Computer science is the study of computational systems and their use in representing important problems in science and society. Major topics include computational science, software systems, network systems, theory of computation, machine learning, and human-computer interaction.
Education in a free society must prepare citizens to make informed choices in all areas of their lives. They must be able to grasp the information being presented, analyze it, and make reasoned decisions. To accomplish these goals, students learn to collect, organize, and display relevant data to answer questions that can be addressed with data; use appropriate statistical methods and predictions that are based on data; develop and evaluate inferences and predictions that are based on data; and apply basic concepts of probability. Probability is the study of chance and the possibility that an event will occur.
The life sciences investigate the diversity, complexity, and interconnectedness of life on Earth. Students are naturally drawn to examine living things, and as they progress through the grade levels, they become capable of understanding the theories and models that scientists use to explain observations of nature.
Measurement is best learned through direct applications or as part of other mathematical topics. A measurable attribute of an object is a characteristic that is most readily quantified and compared. Many attributes, such as length, perimeter, area, volume, and angle measure, come from the geometric realm. Other attributes are physical, such as temperature and mass. Still other attributes, such as density, are not readily measurable by direct means.
Physical science is the science of matter and energy and their interactions, and examines the physical world around us. Using the methods of the physical sciences, students learn about the composition, structure, properties and reactions of matter, and the relationships between matter and energy. Students are best able to build understanding of the physical sciences through hands-on exploration of the physical world.
Problem solving encompasses the thought processes involved in solving problems. It is both a means of developing students' knowledge of mathematics and a critical outcome of a good mathematics education. A mathematical problem, as distinct from an exercise, requires the solver to search for a method for solving the problem rather than following a set procedure. Mathematical problem solving, therefore, requires an understanding of relevant concepts, procedures, and strategies. To become good problem solvers, students need many opportunities to formulate questions, model problem situations in a variety of ways, generalize mathematical relationships, and solve problems in both mathematical and everyday contexts.
From the early grades, students develop reasoning skills by making and testing mathematical conjectures, drawing logical conclusions, and justifying their thinking in developmentally appropriate ways.

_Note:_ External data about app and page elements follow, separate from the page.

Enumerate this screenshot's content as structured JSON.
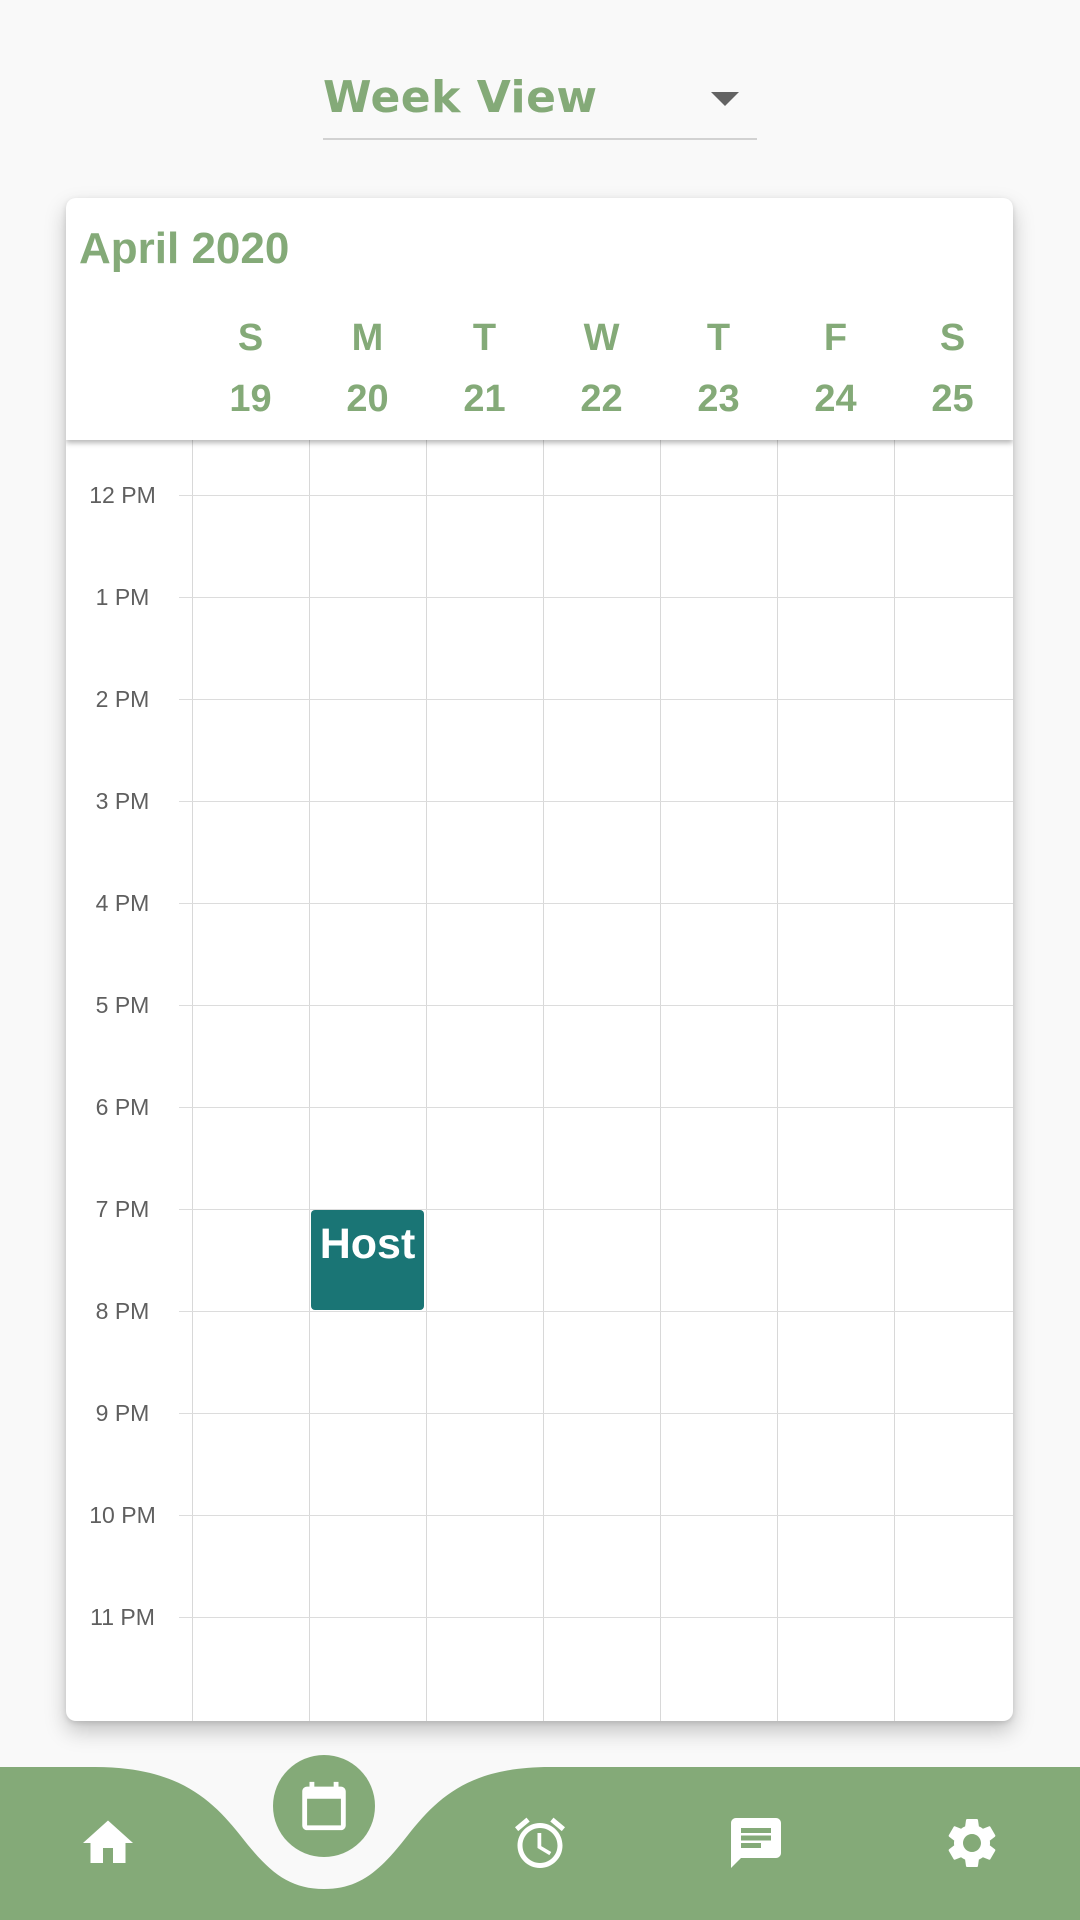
{
  "view_selector": {
    "label": "Week View"
  },
  "calendar": {
    "month_title": "April 2020",
    "days": [
      {
        "dow": "S",
        "date": "19"
      },
      {
        "dow": "M",
        "date": "20"
      },
      {
        "dow": "T",
        "date": "21"
      },
      {
        "dow": "W",
        "date": "22"
      },
      {
        "dow": "T",
        "date": "23"
      },
      {
        "dow": "F",
        "date": "24"
      },
      {
        "dow": "S",
        "date": "25"
      }
    ],
    "hours": [
      "12 PM",
      "1 PM",
      "2 PM",
      "3 PM",
      "4 PM",
      "5 PM",
      "6 PM",
      "7 PM",
      "8 PM",
      "9 PM",
      "10 PM",
      "11 PM"
    ],
    "event": {
      "title": "Host",
      "day": "20",
      "start": "7 PM",
      "end": "8 PM"
    }
  },
  "bottom_nav": {
    "items": [
      {
        "icon": "home-icon"
      },
      {
        "icon": "calendar-icon",
        "active": true
      },
      {
        "icon": "alarm-clock-icon"
      },
      {
        "icon": "chat-icon"
      },
      {
        "icon": "gear-icon"
      }
    ]
  },
  "colors": {
    "accent": "#84aa78",
    "event": "#1a7575",
    "background": "#f9f9f9"
  }
}
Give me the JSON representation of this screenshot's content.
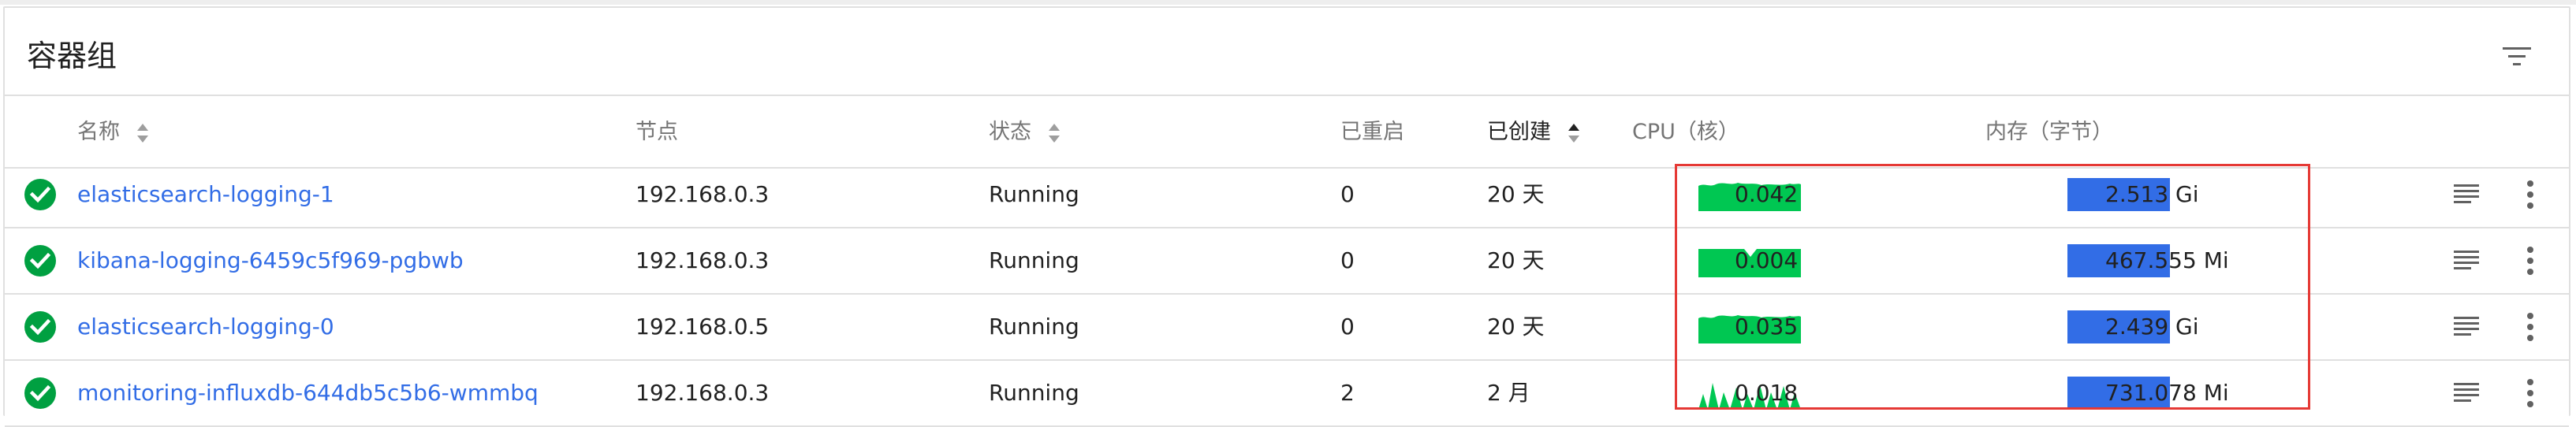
{
  "card": {
    "title": "容器组"
  },
  "icons": {
    "filter": "filter-list-icon",
    "status": "check-circle-icon",
    "logs": "logs-icon",
    "more": "more-vert-icon"
  },
  "colors": {
    "success": "#00a041",
    "link": "#326de6",
    "cpu": "#00c752",
    "memory": "#326de6",
    "highlight": "#e53935"
  },
  "columns": {
    "name": "名称",
    "node": "节点",
    "status": "状态",
    "restarts": "已重启",
    "created": "已创建",
    "cpu": "CPU（核）",
    "memory": "内存（字节）"
  },
  "rows": [
    {
      "name": "elasticsearch-logging-1",
      "node": "192.168.0.3",
      "status": "Running",
      "restarts": "0",
      "created": "20 天",
      "cpu": "0.042",
      "memory": "2.513 Gi",
      "cpu_pattern": "flat-wavy"
    },
    {
      "name": "kibana-logging-6459c5f969-pgbwb",
      "node": "192.168.0.3",
      "status": "Running",
      "restarts": "0",
      "created": "20 天",
      "cpu": "0.004",
      "memory": "467.555 Mi",
      "cpu_pattern": "flat-dip"
    },
    {
      "name": "elasticsearch-logging-0",
      "node": "192.168.0.5",
      "status": "Running",
      "restarts": "0",
      "created": "20 天",
      "cpu": "0.035",
      "memory": "2.439 Gi",
      "cpu_pattern": "flat-wavy"
    },
    {
      "name": "monitoring-influxdb-644db5c5b6-wmmbq",
      "node": "192.168.0.3",
      "status": "Running",
      "restarts": "2",
      "created": "2 月",
      "cpu": "0.018",
      "memory": "731.078 Mi",
      "cpu_pattern": "spiky"
    }
  ]
}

As they advance through the grades, students' arguments become more sophisticated and they are able to construct formal proofs. By doing so, students learn what mathematical reasoning entails.